The Azure platform, which has at its core a highly tuned operating system two years in the making, is no less than Microsoft's largest bet yet to achieve that relevancy as it moves into a market already active with cloud environments from Amazon, Google, IBM and others.
"[Azure is] designed to be the foundation, the bedrock underneath all of Microsoft's service offerings for consumers and business alike," Ozzie said last week when introducing Windows Azure at the company's annual Professional Developers Conference (PDC). "The systems that we're building right now for cloud-based computing are setting the stage for the next 50 years of systems, both outside and inside the enterprise."
Ozzie showed a confidence and energy rarely seen in his public appearances as he tried to engage the developers Microsoft needs to woo to make the Azure services effort successful.
The Azure platform finally provides the confluence point for a number of loosely related cloud technologies Microsoft has been developing, including Live Mesh, the Identity MetaSystem and Microsoft Online Services.
Those infrastructure and application services, which complement the Azure operating system, will hook onto the Azure platform to enrich its development environment and provide core services to online applications.
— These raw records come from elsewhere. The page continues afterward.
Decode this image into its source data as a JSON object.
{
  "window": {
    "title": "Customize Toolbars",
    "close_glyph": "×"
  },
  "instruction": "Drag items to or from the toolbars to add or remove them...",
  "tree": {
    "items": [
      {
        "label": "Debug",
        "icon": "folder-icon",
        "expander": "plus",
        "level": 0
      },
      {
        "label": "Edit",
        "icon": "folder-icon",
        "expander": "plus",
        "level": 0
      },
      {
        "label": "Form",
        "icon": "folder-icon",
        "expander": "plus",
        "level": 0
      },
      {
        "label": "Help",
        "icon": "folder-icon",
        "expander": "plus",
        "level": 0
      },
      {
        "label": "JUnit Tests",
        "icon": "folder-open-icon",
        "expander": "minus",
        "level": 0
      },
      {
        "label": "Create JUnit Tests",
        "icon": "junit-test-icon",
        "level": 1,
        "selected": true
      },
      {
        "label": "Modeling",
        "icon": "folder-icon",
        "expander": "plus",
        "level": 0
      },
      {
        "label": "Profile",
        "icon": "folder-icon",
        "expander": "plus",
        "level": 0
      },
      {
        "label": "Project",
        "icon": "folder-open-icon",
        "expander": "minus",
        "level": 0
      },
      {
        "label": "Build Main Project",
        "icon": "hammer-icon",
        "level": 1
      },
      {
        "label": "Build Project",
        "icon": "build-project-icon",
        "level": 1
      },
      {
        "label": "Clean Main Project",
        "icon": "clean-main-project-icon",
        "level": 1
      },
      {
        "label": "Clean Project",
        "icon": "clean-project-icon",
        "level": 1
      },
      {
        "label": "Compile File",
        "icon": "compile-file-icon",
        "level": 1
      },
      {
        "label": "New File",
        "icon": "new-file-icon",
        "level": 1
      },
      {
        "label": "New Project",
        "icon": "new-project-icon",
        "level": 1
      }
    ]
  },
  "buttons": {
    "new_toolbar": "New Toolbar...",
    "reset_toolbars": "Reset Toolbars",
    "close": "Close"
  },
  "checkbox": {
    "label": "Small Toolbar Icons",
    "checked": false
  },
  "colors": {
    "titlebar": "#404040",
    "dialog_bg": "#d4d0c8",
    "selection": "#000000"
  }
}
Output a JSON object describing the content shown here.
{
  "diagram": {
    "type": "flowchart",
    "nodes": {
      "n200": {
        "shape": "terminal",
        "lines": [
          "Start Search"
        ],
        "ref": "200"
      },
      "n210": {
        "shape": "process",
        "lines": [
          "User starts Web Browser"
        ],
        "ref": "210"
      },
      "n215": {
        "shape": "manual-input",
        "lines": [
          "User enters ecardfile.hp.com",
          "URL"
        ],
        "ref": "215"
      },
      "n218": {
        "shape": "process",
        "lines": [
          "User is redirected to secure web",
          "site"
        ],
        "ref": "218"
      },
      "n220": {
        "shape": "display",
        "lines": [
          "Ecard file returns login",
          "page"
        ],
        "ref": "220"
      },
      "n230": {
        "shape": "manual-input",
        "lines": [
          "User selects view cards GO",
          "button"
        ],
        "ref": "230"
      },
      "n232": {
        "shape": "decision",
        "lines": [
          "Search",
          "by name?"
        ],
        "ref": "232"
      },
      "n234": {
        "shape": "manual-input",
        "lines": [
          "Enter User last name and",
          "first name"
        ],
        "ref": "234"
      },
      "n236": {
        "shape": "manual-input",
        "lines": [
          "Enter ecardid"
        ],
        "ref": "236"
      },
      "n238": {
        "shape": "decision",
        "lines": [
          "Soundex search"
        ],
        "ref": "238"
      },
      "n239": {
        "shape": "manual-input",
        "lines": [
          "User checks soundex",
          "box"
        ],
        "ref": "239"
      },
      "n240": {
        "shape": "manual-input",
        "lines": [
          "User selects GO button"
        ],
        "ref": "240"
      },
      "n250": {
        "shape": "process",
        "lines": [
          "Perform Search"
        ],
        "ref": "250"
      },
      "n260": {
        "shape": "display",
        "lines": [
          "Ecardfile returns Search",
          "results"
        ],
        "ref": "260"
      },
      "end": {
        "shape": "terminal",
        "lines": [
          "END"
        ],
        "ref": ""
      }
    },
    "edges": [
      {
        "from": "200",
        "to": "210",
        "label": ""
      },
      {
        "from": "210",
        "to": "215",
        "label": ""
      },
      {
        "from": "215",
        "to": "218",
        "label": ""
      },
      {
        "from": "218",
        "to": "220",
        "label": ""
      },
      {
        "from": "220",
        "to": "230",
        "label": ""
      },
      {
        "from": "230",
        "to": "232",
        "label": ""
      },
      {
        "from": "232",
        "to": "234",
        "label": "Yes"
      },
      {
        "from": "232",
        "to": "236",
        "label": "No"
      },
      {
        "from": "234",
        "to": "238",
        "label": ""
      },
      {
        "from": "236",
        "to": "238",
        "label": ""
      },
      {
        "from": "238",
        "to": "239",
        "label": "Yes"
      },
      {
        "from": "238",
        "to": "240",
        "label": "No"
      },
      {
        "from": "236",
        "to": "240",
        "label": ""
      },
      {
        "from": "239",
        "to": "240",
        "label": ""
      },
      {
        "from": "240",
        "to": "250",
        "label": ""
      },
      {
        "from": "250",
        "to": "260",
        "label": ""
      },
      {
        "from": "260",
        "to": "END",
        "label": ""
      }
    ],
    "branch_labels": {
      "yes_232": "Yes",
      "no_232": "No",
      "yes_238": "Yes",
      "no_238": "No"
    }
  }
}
Microsoft's effort, however, is not without major challenges. The Azure Services Platform is a work in progress and only at the preview stage; the platform is initially tied predominantly to Microsoft's technologies although it is promising openness; and Microsoft has to succeed in wooing an army of developers to embrace it.
"The approach to the Azure Services Platform follows a well-known pattern; coming late to the party, Microsoft must make up now by enticing developers to embrace this new platform and creating the 'killer-apps' needed to make Azure a success," said Felix Gaehtgens, a senior analyst at Kuppinger Cole.
"There are currently very few established dominant vendors in this space, and whilst some customers are experimenting, very few businesses have already bet the farm on a specific cloud platform. Microsoft has a history of being able to turn the ship around and catching up quickly when it wants to."